'Who?' Burstow told Wintour, "I am not going to the conference to lecture people, but to listen, reassure and persuade". Damp, damp, damp.

Likewise, he suggested that Labour has been attacking "a phantom bill, a caricature. It is like a hall of mirrors with all kinds of distortions. Occasionally, they scrutinise the actual legislation". Which is of course true, and clearly the reason why the Government was amending their own legislation's reference to tariff as a maximum price.

'Who?' also reportedly said, "For instance, I have never advocated red in tooth and claw price competition inside the NHS. There is at the moment an awful lot of price competition brought in by Labour through its independent treatment sectors. As a result of the policy changes we are bringing in there will be less price competition".

Which is horseshit.

ISTCs do not compete on price. They were built to do the kinds of straightforward elective care for which the tariff was made.

ISTCs were originally subsidised above tariff to 'incentivise' their market entry; and were associated with stunningly crap legal arrangemenets at the end of the contract period, forcing the NHS to buy the buildings back if contracts were not renewed.

On the 'less price competition' point, you can - just - construct a Jesuitical argument that as tariff is extended to more of the total range of NHS services, then, yes, there is less competition on price.

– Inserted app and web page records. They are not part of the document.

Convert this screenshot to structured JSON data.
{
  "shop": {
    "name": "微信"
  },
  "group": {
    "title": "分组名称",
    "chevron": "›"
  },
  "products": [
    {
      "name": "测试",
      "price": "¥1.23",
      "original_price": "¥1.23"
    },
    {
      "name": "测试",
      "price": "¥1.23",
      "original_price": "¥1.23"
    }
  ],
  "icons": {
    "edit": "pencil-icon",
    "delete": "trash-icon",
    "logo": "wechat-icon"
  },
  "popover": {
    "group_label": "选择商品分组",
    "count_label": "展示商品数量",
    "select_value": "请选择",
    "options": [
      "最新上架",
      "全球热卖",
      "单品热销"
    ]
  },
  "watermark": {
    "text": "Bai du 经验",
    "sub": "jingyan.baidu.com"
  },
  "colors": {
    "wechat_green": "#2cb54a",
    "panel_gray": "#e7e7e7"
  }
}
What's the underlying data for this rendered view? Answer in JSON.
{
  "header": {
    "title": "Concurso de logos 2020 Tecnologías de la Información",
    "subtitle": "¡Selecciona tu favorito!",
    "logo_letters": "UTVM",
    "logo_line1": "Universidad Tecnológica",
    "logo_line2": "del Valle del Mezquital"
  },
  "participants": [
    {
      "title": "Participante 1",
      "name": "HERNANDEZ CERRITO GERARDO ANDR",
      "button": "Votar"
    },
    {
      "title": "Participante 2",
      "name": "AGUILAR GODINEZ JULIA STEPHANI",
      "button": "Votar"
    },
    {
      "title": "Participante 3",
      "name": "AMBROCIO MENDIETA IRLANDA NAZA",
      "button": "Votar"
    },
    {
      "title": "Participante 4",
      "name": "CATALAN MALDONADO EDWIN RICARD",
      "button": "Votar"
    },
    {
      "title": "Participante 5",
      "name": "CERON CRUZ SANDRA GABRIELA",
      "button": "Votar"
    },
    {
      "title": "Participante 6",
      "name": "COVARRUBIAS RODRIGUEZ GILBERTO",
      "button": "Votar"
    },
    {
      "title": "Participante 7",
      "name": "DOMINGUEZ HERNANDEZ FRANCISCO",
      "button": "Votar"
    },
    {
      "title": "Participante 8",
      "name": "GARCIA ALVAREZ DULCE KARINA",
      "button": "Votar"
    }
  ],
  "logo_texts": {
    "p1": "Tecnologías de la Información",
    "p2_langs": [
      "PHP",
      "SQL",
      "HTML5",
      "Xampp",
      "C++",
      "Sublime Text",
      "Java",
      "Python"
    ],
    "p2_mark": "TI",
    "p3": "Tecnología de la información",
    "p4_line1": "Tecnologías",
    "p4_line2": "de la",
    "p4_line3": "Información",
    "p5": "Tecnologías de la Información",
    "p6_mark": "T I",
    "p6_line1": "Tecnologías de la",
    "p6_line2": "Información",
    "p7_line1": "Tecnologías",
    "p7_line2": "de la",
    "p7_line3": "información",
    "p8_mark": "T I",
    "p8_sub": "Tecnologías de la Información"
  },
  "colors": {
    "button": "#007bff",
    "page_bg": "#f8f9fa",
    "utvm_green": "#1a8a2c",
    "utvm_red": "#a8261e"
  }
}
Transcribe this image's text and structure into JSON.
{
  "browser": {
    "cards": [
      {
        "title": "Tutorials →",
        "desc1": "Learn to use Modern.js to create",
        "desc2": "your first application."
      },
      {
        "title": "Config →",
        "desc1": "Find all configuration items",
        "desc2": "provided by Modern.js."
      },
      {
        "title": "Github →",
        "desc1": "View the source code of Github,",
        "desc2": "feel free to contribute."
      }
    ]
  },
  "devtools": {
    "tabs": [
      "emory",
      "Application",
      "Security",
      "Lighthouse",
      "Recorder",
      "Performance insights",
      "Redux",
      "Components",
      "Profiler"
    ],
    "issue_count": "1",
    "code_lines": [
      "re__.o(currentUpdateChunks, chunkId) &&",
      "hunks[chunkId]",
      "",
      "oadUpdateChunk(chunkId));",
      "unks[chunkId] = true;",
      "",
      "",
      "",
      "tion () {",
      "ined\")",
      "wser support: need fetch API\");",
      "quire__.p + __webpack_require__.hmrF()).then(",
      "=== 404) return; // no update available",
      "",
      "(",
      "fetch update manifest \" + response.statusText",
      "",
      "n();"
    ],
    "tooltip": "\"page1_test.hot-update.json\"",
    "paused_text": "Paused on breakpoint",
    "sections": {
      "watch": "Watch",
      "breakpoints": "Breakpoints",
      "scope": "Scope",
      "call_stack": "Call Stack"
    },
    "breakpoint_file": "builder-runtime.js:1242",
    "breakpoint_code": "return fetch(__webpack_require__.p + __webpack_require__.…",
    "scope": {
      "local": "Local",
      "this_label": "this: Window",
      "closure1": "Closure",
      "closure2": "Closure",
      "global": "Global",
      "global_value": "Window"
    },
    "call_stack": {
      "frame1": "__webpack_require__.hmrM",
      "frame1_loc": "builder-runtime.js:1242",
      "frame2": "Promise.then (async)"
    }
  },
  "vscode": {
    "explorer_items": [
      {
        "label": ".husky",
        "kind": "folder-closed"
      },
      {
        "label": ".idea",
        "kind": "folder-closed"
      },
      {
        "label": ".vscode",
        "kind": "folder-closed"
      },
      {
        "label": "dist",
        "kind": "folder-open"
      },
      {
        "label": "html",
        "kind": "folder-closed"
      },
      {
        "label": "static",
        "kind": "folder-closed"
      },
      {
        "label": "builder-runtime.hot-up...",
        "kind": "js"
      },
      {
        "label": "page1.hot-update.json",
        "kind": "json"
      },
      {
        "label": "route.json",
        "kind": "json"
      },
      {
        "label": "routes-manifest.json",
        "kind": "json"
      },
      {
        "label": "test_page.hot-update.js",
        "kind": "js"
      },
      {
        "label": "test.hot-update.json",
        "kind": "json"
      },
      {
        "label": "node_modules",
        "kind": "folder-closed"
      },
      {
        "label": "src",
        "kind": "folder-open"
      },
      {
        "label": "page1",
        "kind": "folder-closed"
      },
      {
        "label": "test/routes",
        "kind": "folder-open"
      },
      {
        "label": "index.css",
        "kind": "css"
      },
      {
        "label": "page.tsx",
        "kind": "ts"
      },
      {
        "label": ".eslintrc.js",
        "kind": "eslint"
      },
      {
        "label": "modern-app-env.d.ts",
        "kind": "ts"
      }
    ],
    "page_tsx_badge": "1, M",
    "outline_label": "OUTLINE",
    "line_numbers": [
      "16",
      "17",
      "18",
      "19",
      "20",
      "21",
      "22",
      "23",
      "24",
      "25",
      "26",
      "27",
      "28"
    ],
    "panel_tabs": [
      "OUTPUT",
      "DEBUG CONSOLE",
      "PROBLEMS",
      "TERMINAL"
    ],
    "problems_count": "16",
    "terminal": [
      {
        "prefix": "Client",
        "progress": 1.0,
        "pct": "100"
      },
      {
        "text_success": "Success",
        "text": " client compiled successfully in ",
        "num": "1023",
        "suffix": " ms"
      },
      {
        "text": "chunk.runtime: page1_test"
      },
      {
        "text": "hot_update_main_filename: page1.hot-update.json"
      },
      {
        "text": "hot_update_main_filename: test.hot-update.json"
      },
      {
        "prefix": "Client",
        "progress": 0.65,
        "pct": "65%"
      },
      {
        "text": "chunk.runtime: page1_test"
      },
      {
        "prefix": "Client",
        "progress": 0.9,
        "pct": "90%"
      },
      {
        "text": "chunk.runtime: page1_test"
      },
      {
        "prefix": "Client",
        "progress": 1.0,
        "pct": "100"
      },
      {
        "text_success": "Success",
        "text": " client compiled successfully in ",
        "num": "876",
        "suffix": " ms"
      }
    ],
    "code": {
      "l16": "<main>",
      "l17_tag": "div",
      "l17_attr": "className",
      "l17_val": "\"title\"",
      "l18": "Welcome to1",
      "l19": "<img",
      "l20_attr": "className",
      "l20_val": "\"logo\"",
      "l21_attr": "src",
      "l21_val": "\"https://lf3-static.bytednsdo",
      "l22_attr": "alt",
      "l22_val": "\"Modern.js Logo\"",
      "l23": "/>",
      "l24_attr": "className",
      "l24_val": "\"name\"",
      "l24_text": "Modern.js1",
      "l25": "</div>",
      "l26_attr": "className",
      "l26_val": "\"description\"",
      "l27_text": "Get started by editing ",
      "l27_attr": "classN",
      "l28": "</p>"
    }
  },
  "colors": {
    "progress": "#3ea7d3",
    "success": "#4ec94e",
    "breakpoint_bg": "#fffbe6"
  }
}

It's not really the point, though - and moreover, a more complex, more extensive tariff will require more management, which GP consortia won't be allowed to have. It's also in context of the plans to reduce the total NHS management spendby 45% by 2014-15.